ES Training - Aircrew
This page collects various details on training and acting as an ES aircrew member. See the ES Training basics first.
All aircrew must:
- Be familiar with CAPR 70-1 - CAP Flight Management
- Be familiar with CAPR 60-3 - CAP Emergency Services Training and Operational Missions
- Pass CAPT 117, Part 2 - Aircrew
Some aircrew must complete Introductory Communications User Training (ICUT).
Train to the standards in the appropriate SQTR and have that training signed off in Operations Qualifications in eServices.
Training materials specific to MS, MO and MP roles are available from the National Emergency Services Academy (NESA). Task guides list information about each line item in the SQTRs. The "text" is the textbook for learning the specialty qualification. The slides are the National-approved training material, though use of this specific material is not required.

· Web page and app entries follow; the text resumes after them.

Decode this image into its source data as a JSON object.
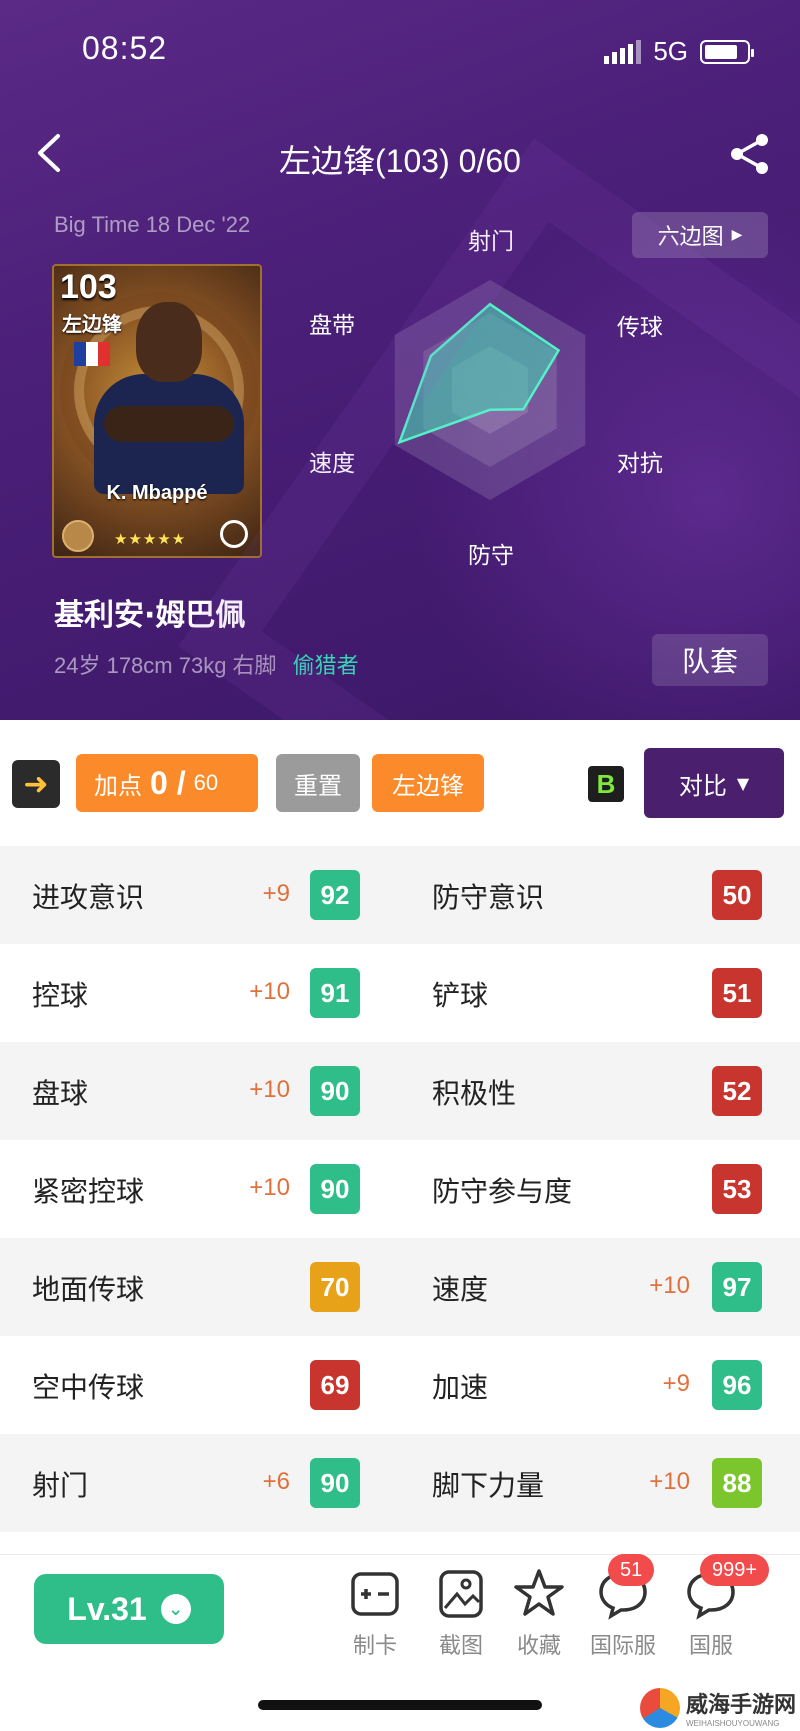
{
  "status_bar": {
    "time": "08:52",
    "network": "5G"
  },
  "nav": {
    "title": "左边锋(103)  0/60"
  },
  "hero": {
    "edition": "Big Time 18 Dec '22",
    "hex_button": "六边图",
    "card": {
      "rating": "103",
      "position": "左边锋",
      "name": "K. Mbappé",
      "stars": "★★★★★"
    },
    "player_name": "基利安·姆巴佩",
    "player_info": "24岁 178cm 73kg 右脚",
    "player_tag": "偷猎者",
    "kit_button": "队套"
  },
  "radar": {
    "labels": [
      "射门",
      "传球",
      "对抗",
      "防守",
      "速度",
      "盘带"
    ],
    "values": [
      0.78,
      0.72,
      0.35,
      0.18,
      0.95,
      0.62
    ],
    "colors": {
      "fill": "#3ed7b3",
      "stroke": "#55f0c8"
    }
  },
  "toolbar": {
    "points_label": "加点",
    "points_value": "0 /",
    "points_max": "60",
    "reset_label": "重置",
    "position_label": "左边锋",
    "badge": "B",
    "compare_label": "对比"
  },
  "stats": [
    {
      "left": {
        "name": "进攻意识",
        "bonus": "+9",
        "value": "92",
        "color": "#2fbd8a"
      },
      "right": {
        "name": "防守意识",
        "bonus": "",
        "value": "50",
        "color": "#c8352e"
      }
    },
    {
      "left": {
        "name": "控球",
        "bonus": "+10",
        "value": "91",
        "color": "#2fbd8a"
      },
      "right": {
        "name": "铲球",
        "bonus": "",
        "value": "51",
        "color": "#c8352e"
      }
    },
    {
      "left": {
        "name": "盘球",
        "bonus": "+10",
        "value": "90",
        "color": "#2fbd8a"
      },
      "right": {
        "name": "积极性",
        "bonus": "",
        "value": "52",
        "color": "#c8352e"
      }
    },
    {
      "left": {
        "name": "紧密控球",
        "bonus": "+10",
        "value": "90",
        "color": "#2fbd8a"
      },
      "right": {
        "name": "防守参与度",
        "bonus": "",
        "value": "53",
        "color": "#c8352e"
      }
    },
    {
      "left": {
        "name": "地面传球",
        "bonus": "",
        "value": "70",
        "color": "#e8a21a"
      },
      "right": {
        "name": "速度",
        "bonus": "+10",
        "value": "97",
        "color": "#2fbd8a"
      }
    },
    {
      "left": {
        "name": "空中传球",
        "bonus": "",
        "value": "69",
        "color": "#c8352e"
      },
      "right": {
        "name": "加速",
        "bonus": "+9",
        "value": "96",
        "color": "#2fbd8a"
      }
    },
    {
      "left": {
        "name": "射门",
        "bonus": "+6",
        "value": "90",
        "color": "#2fbd8a"
      },
      "right": {
        "name": "脚下力量",
        "bonus": "+10",
        "value": "88",
        "color": "#7bc62d"
      }
    }
  ],
  "bottom": {
    "level": "Lv.31",
    "tabs": [
      {
        "label": "制卡",
        "icon": "make-card-icon",
        "badge": ""
      },
      {
        "label": "截图",
        "icon": "screenshot-icon",
        "badge": ""
      },
      {
        "label": "收藏",
        "icon": "star-icon",
        "badge": ""
      },
      {
        "label": "国际服",
        "icon": "chat-icon",
        "badge": "51"
      },
      {
        "label": "国服",
        "icon": "chat-icon",
        "badge": "999+"
      }
    ]
  },
  "watermark": {
    "title": "威海手游网",
    "subtitle": "WEIHAISHOUYOUWANG"
  }
}
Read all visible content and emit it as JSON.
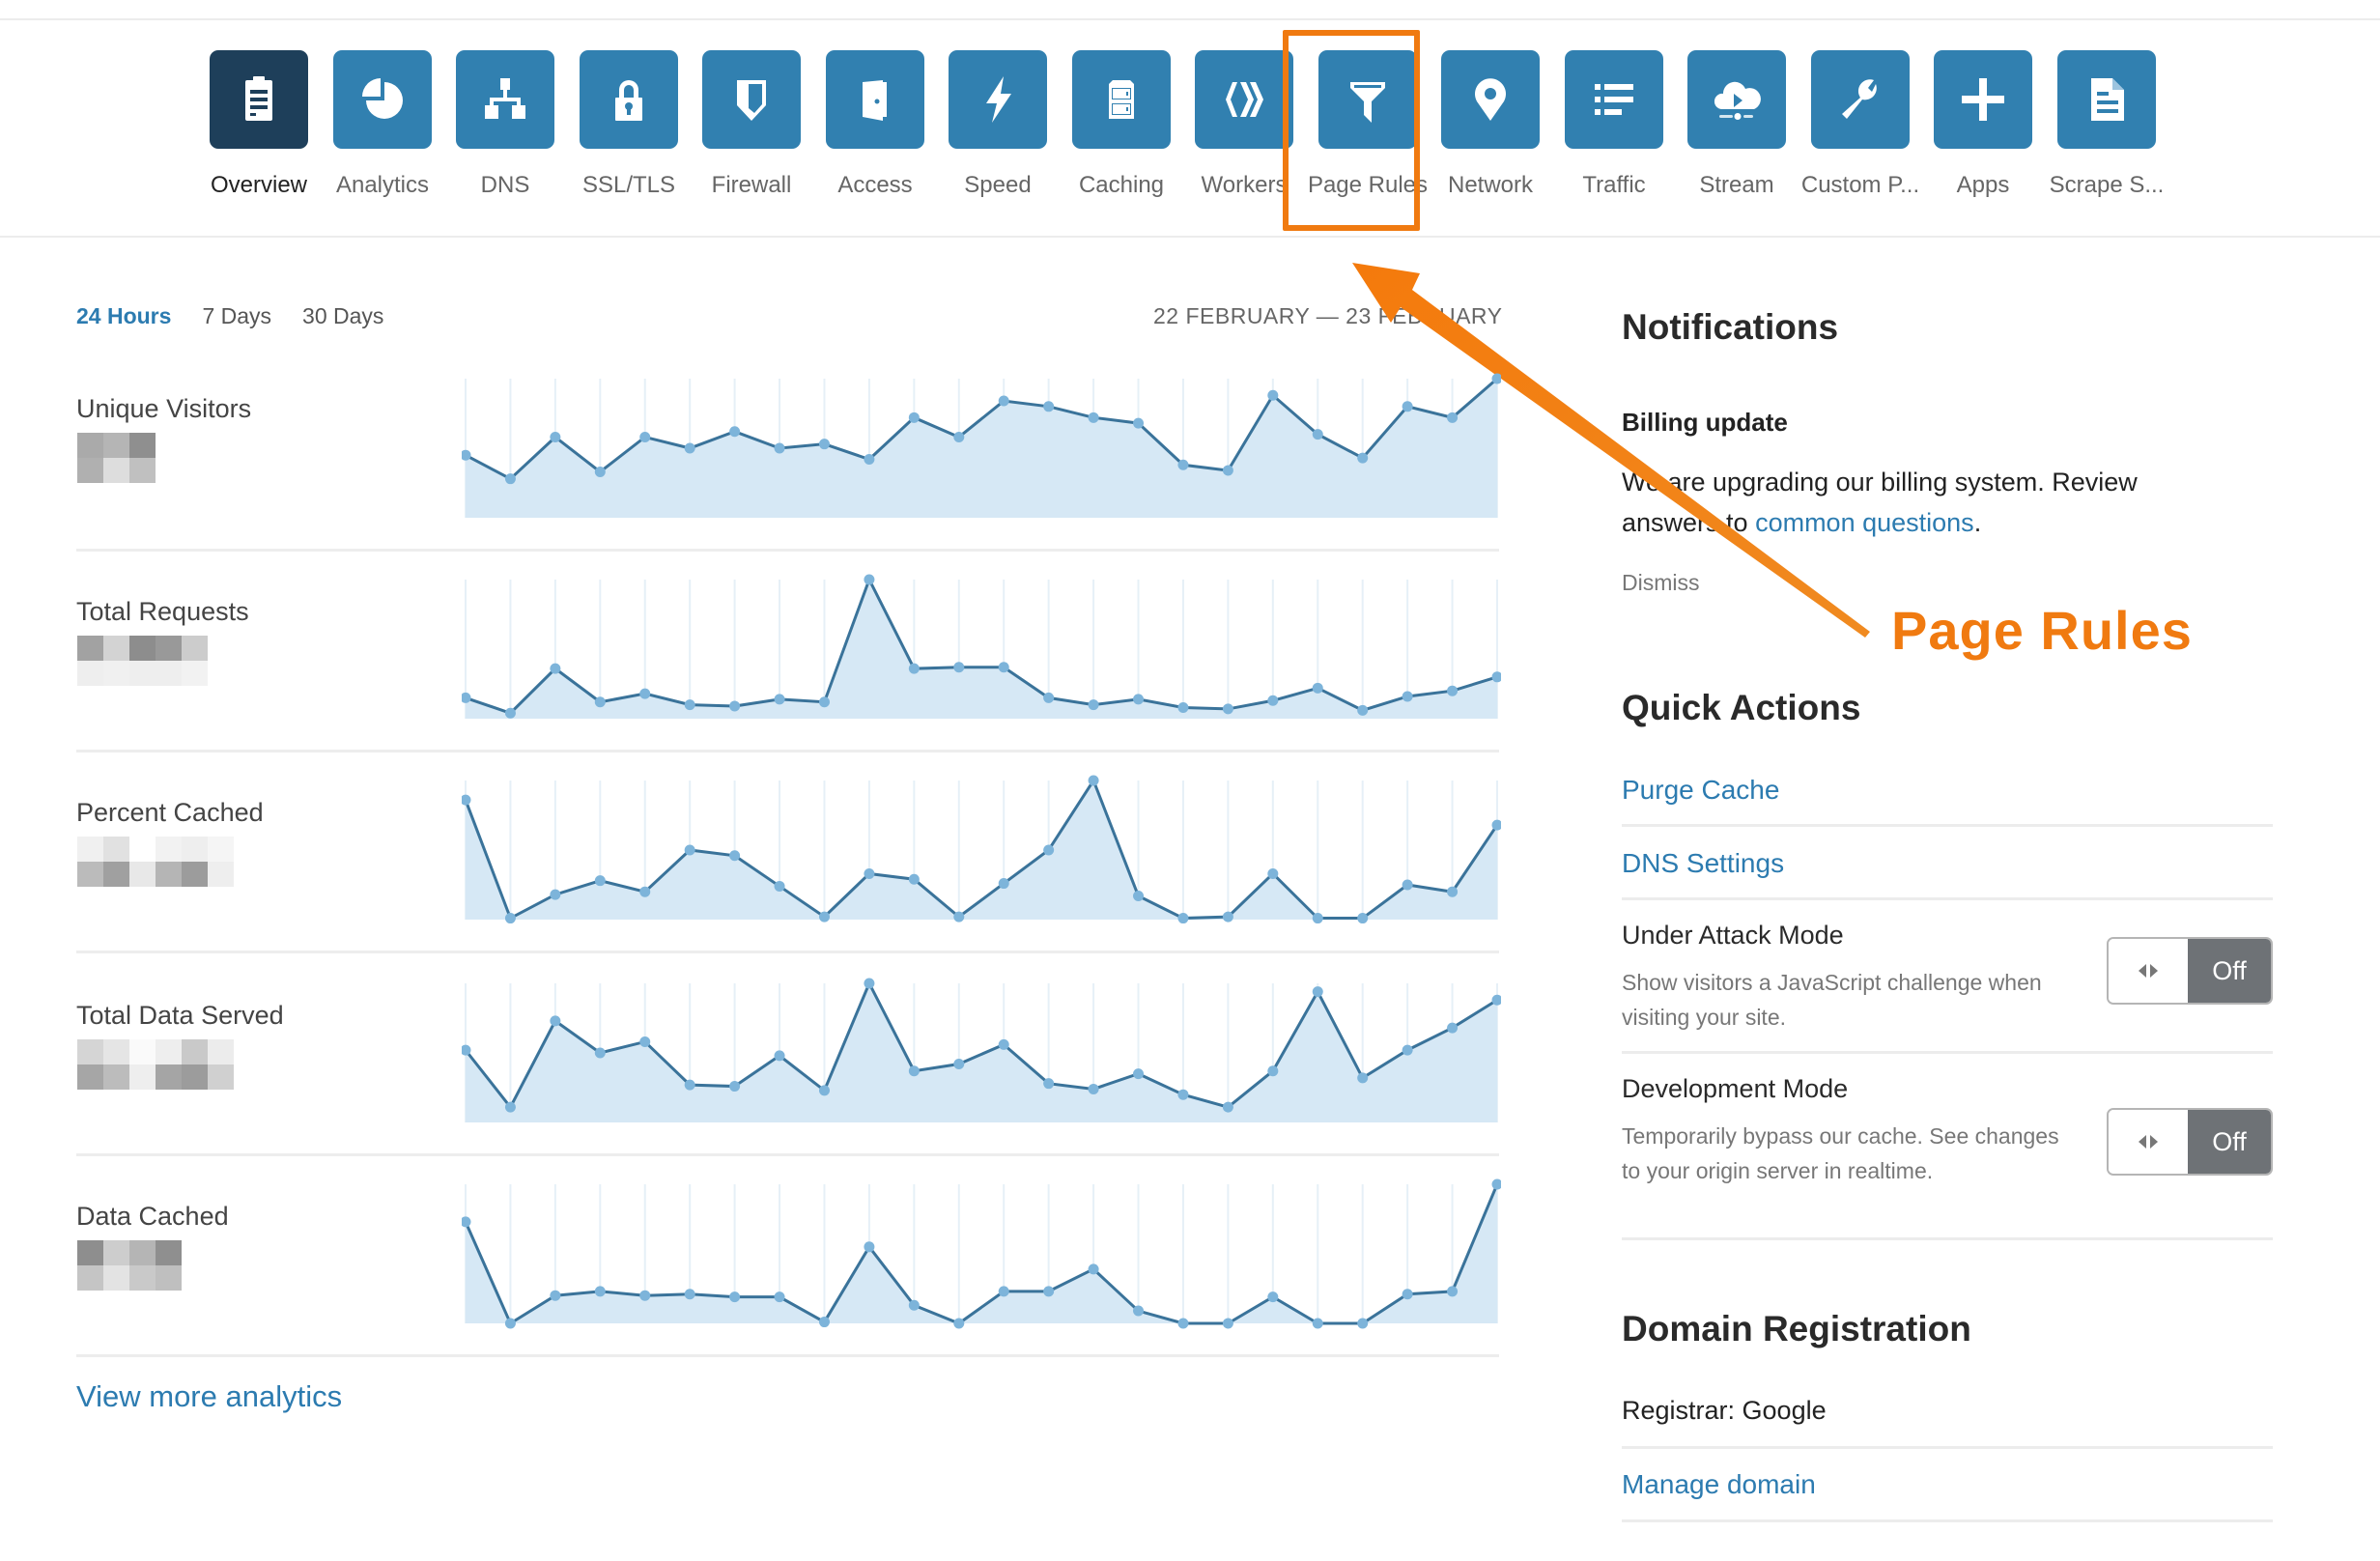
{
  "nav": {
    "items": [
      {
        "label": "Overview",
        "icon": "clipboard-icon",
        "active": true
      },
      {
        "label": "Analytics",
        "icon": "pie-chart-icon"
      },
      {
        "label": "DNS",
        "icon": "sitemap-icon"
      },
      {
        "label": "SSL/TLS",
        "icon": "lock-icon"
      },
      {
        "label": "Firewall",
        "icon": "shield-icon"
      },
      {
        "label": "Access",
        "icon": "door-icon"
      },
      {
        "label": "Speed",
        "icon": "lightning-icon"
      },
      {
        "label": "Caching",
        "icon": "server-icon"
      },
      {
        "label": "Workers",
        "icon": "workers-icon"
      },
      {
        "label": "Page Rules",
        "icon": "filter-icon"
      },
      {
        "label": "Network",
        "icon": "map-pin-icon"
      },
      {
        "label": "Traffic",
        "icon": "list-icon"
      },
      {
        "label": "Stream",
        "icon": "cloud-play-icon"
      },
      {
        "label": "Custom P...",
        "icon": "wrench-icon"
      },
      {
        "label": "Apps",
        "icon": "plus-icon"
      },
      {
        "label": "Scrape S...",
        "icon": "document-icon"
      }
    ]
  },
  "annotation": {
    "label": "Page Rules",
    "color": "#f07a10",
    "target": "Page Rules"
  },
  "analytics": {
    "range_tabs": [
      {
        "label": "24 Hours",
        "active": true
      },
      {
        "label": "7 Days"
      },
      {
        "label": "30 Days"
      }
    ],
    "date_range": "22 FEBRUARY — 23 FEBRUARY",
    "view_more": "View more analytics"
  },
  "chart_data": [
    {
      "type": "area",
      "title": "Unique Visitors",
      "x": [
        1,
        2,
        3,
        4,
        5,
        6,
        7,
        8,
        9,
        10,
        11,
        12,
        13,
        14,
        15,
        16,
        17,
        18,
        19,
        20,
        21,
        22,
        23,
        24
      ],
      "values": [
        45,
        28,
        58,
        33,
        58,
        50,
        62,
        50,
        53,
        42,
        72,
        58,
        84,
        80,
        72,
        68,
        38,
        34,
        88,
        60,
        43,
        80,
        72,
        100
      ],
      "ylim": [
        0,
        100
      ]
    },
    {
      "type": "area",
      "title": "Total Requests",
      "x": [
        1,
        2,
        3,
        4,
        5,
        6,
        7,
        8,
        9,
        10,
        11,
        12,
        13,
        14,
        15,
        16,
        17,
        18,
        19,
        20,
        21,
        22,
        23,
        24
      ],
      "values": [
        15,
        4,
        36,
        12,
        18,
        10,
        9,
        14,
        12,
        100,
        36,
        37,
        37,
        15,
        10,
        14,
        8,
        7,
        13,
        22,
        6,
        16,
        20,
        30
      ],
      "ylim": [
        0,
        100
      ]
    },
    {
      "type": "area",
      "title": "Percent Cached",
      "x": [
        1,
        2,
        3,
        4,
        5,
        6,
        7,
        8,
        9,
        10,
        11,
        12,
        13,
        14,
        15,
        16,
        17,
        18,
        19,
        20,
        21,
        22,
        23,
        24
      ],
      "values": [
        86,
        1,
        18,
        28,
        20,
        50,
        46,
        24,
        2,
        33,
        29,
        2,
        26,
        50,
        100,
        17,
        1,
        2,
        33,
        1,
        1,
        25,
        20,
        68
      ],
      "ylim": [
        0,
        100
      ]
    },
    {
      "type": "area",
      "title": "Total Data Served",
      "x": [
        1,
        2,
        3,
        4,
        5,
        6,
        7,
        8,
        9,
        10,
        11,
        12,
        13,
        14,
        15,
        16,
        17,
        18,
        19,
        20,
        21,
        22,
        23,
        24
      ],
      "values": [
        52,
        11,
        73,
        50,
        58,
        27,
        26,
        48,
        23,
        100,
        37,
        42,
        56,
        28,
        24,
        35,
        20,
        11,
        37,
        94,
        32,
        52,
        68,
        88
      ],
      "ylim": [
        0,
        100
      ]
    },
    {
      "type": "area",
      "title": "Data Cached",
      "x": [
        1,
        2,
        3,
        4,
        5,
        6,
        7,
        8,
        9,
        10,
        11,
        12,
        13,
        14,
        15,
        16,
        17,
        18,
        19,
        20,
        21,
        22,
        23,
        24
      ],
      "values": [
        73,
        0,
        20,
        23,
        20,
        21,
        19,
        19,
        1,
        55,
        13,
        0,
        23,
        23,
        39,
        9,
        0,
        0,
        19,
        0,
        0,
        21,
        23,
        100
      ],
      "ylim": [
        0,
        100
      ]
    }
  ],
  "notifications": {
    "heading": "Notifications",
    "item_title": "Billing update",
    "body_text": "We are upgrading our billing system. Review answers to ",
    "body_link": "common questions",
    "body_end": ".",
    "dismiss": "Dismiss"
  },
  "quick_actions": {
    "heading": "Quick Actions",
    "purge_cache": "Purge Cache",
    "dns_settings": "DNS Settings",
    "under_attack": {
      "title": "Under Attack Mode",
      "desc": "Show visitors a JavaScript challenge when visiting your site.",
      "state": "Off"
    },
    "dev_mode": {
      "title": "Development Mode",
      "desc": "Temporarily bypass our cache. See changes to your origin server in realtime.",
      "state": "Off"
    }
  },
  "domain_registration": {
    "heading": "Domain Registration",
    "registrar": "Registrar: Google",
    "manage": "Manage domain"
  },
  "colors": {
    "accent": "#3180b0",
    "active_tile": "#1e3f5a",
    "link": "#2c7bb0",
    "line": "#3a739a",
    "fill": "#d6e8f5",
    "dot": "#7db4da",
    "annotation": "#f07a10"
  }
}
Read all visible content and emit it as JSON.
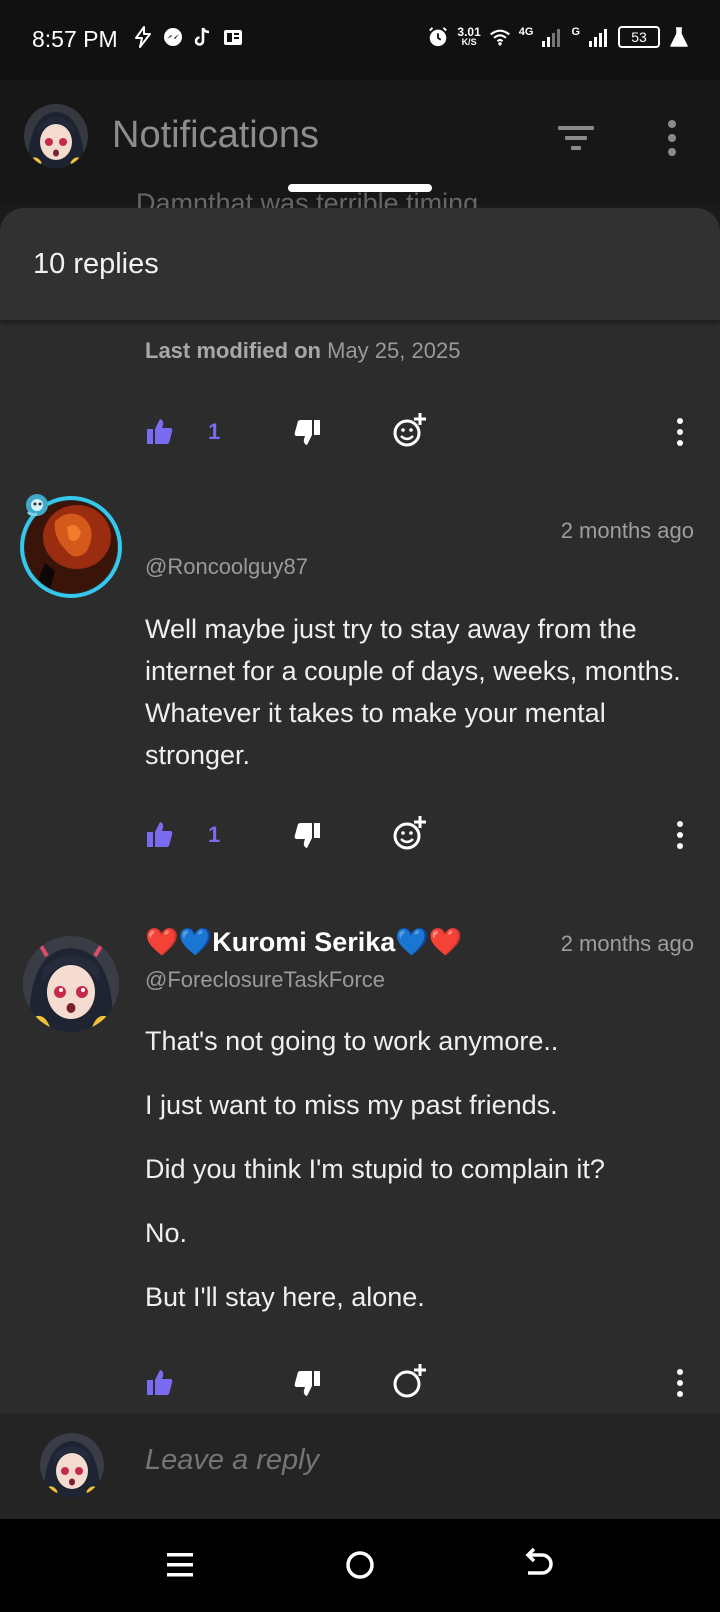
{
  "status_bar": {
    "time": "8:57 PM",
    "net_speed_value": "3.01",
    "net_speed_unit": "K/S",
    "network_4g": "4G",
    "network_g": "G",
    "battery": "53"
  },
  "app_bar": {
    "title": "Notifications",
    "peek_text": "Damnthat was terrible timing"
  },
  "sheet": {
    "replies_count": "10 replies"
  },
  "comments": [
    {
      "last_modified_label": "Last modified on",
      "last_modified_date": "May 25, 2025",
      "likes": "1"
    },
    {
      "time_ago": "2 months ago",
      "handle": "@Roncoolguy87",
      "body": "Well maybe just try to stay away from the internet for a couple of days, weeks, months. Whatever it takes to make your mental stronger.",
      "likes": "1"
    },
    {
      "author": "❤️💙Kuromi Serika💙❤️",
      "time_ago": "2 months ago",
      "handle": "@ForeclosureTaskForce",
      "paragraphs": [
        "That's not going to work anymore..",
        "I just want to miss my past friends.",
        "Did you think I'm stupid to complain it?",
        "No.",
        "But I'll stay here, alone."
      ]
    }
  ],
  "composer": {
    "placeholder": "Leave a reply"
  },
  "colors": {
    "accent": "#7a6cf0",
    "sheet_bg": "#2b2c2b",
    "ring": "#35c8ec"
  }
}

MS, MO and MP training may be taught by any qualified evaluator but participation in a larger organized training event is strongly recommended. This will expose you to the mission base environment and part of the pace at which operations run.
Every aircrew member should have:
- Fire-resistant flight suit and boots with appropriate accoutrements (i.e., nametag, grade insignia, command patch, US flag as noted in CAPM 39-1)
- Survival equipment (e.g., vest)
- Gridded aviation charts
- Appropriate chceklists and forms with writing utensil
- Aviation ruler or plotter
- Up-to-date 101 card and CAPID
While CAP National allows nearly any CAP uniform to be used when flying, SAR/DR missions and training should always be done with proper safety clothing. A Nomex flight suit is highly recommended and is the standard for every aircrew member in Washington Wing.
Air Search in Washington State - WSDOT
Per state statute, actual air search for location of missing aircraft and electronic locator transmitters (ELTs) is managed by the Washington State Department of Transportation Aviation Division (WSDOT). Most air search personnel, aircraft and trainers qualified by WSDOT are CAP members. Any aircrew wishing to perform actual air search must take training courses taught by WSDOT qualified instructors.
Because CAP members are most of WSDOT's volunteer personnel, you can receive both WSDOT and CAP qualification. Washington Wing (WAWG) holds annual training in conjunction with WSDOT and these classes, consisting of classroom and flight training, are highly recommended. As of 2014, aircrew training tends to be held in the early part of the calendar year. Non-WSDOT emergency worker card holders must take an introduction course, usually held near the end of the year.
There are still many opportunities for CAP aircrews beyond actual air search. CAP aircrews may perform any CAP mission other than actual air search, such as training/exercises, homeland security, counterdrug and cadet/teacher orientation flights.